### What to produce:
Go through the records below and report each line with "JSON" in it.

(Data excerpts)

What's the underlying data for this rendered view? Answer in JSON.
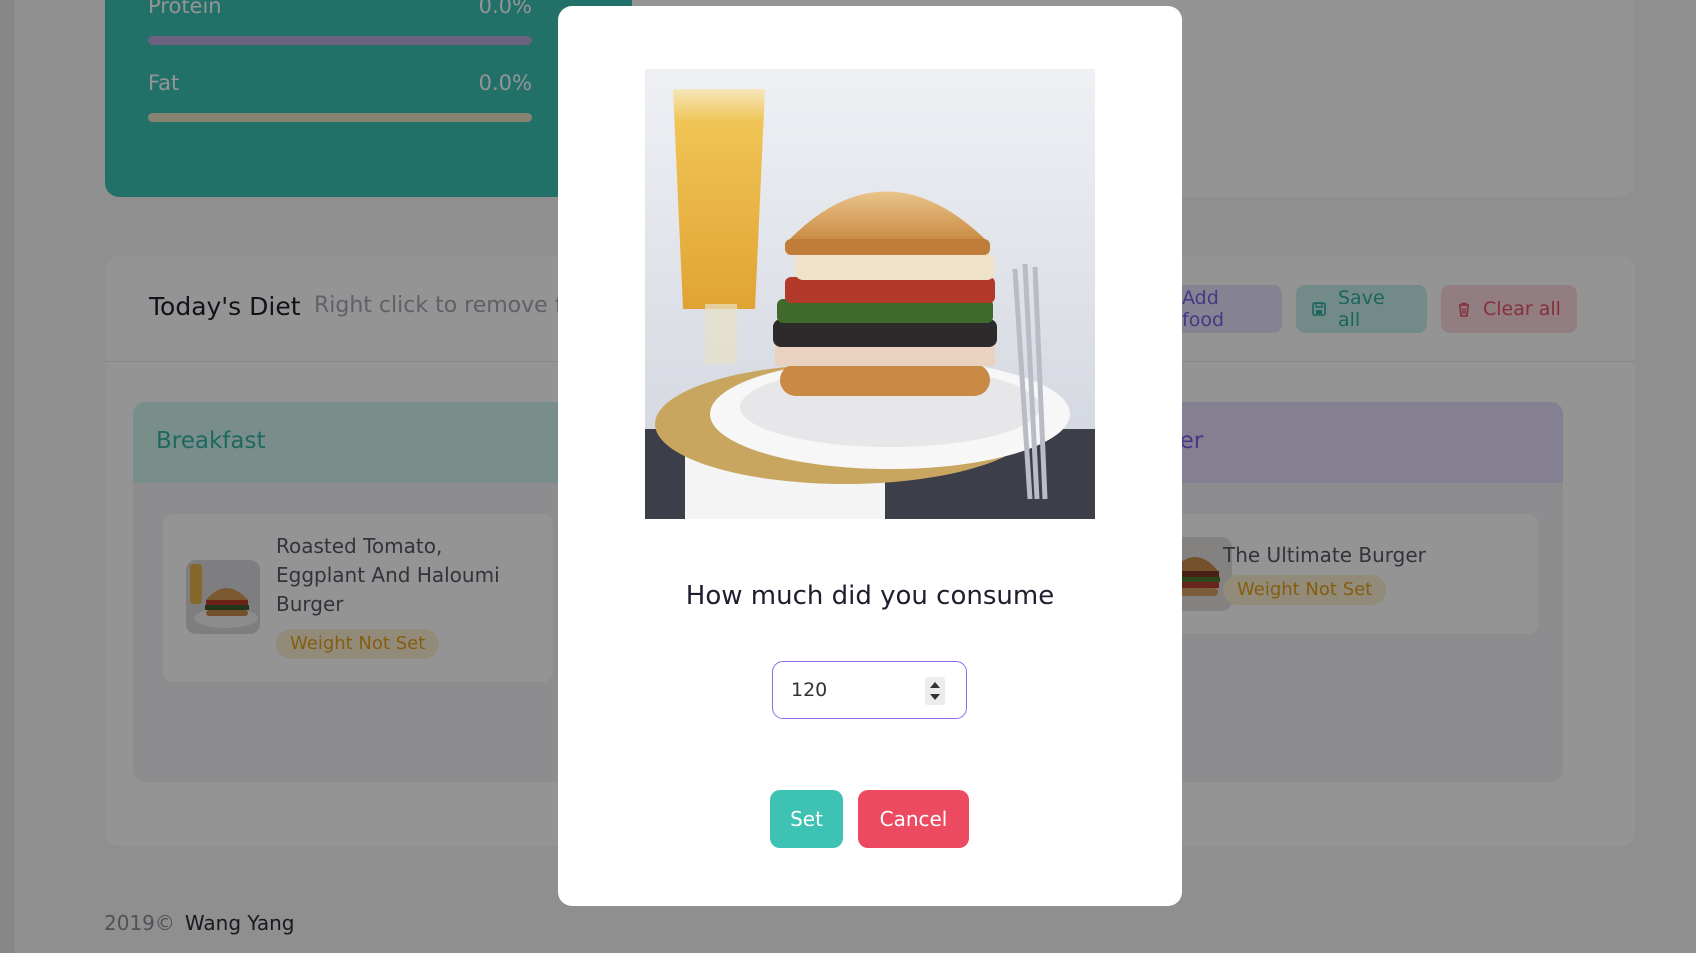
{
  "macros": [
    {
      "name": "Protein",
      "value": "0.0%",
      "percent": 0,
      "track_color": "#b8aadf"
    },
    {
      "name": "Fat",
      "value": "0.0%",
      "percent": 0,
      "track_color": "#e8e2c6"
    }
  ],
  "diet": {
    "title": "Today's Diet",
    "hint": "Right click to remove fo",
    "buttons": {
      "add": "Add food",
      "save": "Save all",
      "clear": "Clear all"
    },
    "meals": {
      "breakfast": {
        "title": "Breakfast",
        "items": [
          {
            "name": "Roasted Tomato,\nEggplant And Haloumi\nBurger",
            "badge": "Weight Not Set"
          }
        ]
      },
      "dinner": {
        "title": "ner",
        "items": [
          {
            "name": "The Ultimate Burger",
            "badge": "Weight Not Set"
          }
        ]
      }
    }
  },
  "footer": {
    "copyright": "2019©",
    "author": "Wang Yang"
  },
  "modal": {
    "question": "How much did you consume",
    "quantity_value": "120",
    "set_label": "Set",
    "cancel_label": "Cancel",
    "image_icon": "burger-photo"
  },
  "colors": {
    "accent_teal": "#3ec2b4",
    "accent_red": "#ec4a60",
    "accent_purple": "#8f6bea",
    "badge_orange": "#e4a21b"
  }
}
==
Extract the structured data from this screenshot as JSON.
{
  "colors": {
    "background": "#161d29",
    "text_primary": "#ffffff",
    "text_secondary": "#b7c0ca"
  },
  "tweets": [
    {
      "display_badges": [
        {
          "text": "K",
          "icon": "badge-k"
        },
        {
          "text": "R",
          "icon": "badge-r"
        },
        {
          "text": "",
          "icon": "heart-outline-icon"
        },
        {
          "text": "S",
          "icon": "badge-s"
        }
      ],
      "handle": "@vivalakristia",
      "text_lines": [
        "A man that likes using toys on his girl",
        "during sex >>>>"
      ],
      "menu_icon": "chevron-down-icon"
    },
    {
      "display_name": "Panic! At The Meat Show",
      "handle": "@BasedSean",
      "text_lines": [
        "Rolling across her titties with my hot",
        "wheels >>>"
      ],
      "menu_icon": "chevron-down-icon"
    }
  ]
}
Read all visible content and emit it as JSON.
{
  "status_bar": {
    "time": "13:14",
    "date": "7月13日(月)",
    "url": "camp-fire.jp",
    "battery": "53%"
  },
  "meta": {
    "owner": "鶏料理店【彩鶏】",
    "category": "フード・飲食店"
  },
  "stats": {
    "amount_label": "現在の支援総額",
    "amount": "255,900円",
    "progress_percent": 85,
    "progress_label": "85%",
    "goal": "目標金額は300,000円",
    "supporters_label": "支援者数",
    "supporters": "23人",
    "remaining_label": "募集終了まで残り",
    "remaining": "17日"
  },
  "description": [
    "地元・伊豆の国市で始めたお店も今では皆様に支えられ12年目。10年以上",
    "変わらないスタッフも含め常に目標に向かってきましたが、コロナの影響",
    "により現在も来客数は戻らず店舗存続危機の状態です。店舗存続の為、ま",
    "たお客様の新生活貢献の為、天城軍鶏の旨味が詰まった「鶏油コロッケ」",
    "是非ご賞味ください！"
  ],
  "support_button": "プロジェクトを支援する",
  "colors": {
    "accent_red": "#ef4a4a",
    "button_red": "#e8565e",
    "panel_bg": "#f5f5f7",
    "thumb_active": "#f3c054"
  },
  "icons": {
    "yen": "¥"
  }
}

### Answer space:
What's the underlying data for this rendered view? Answer in JSON.
Extract the structured data from this screenshot as JSON.
Read all visible content and emit it as JSON.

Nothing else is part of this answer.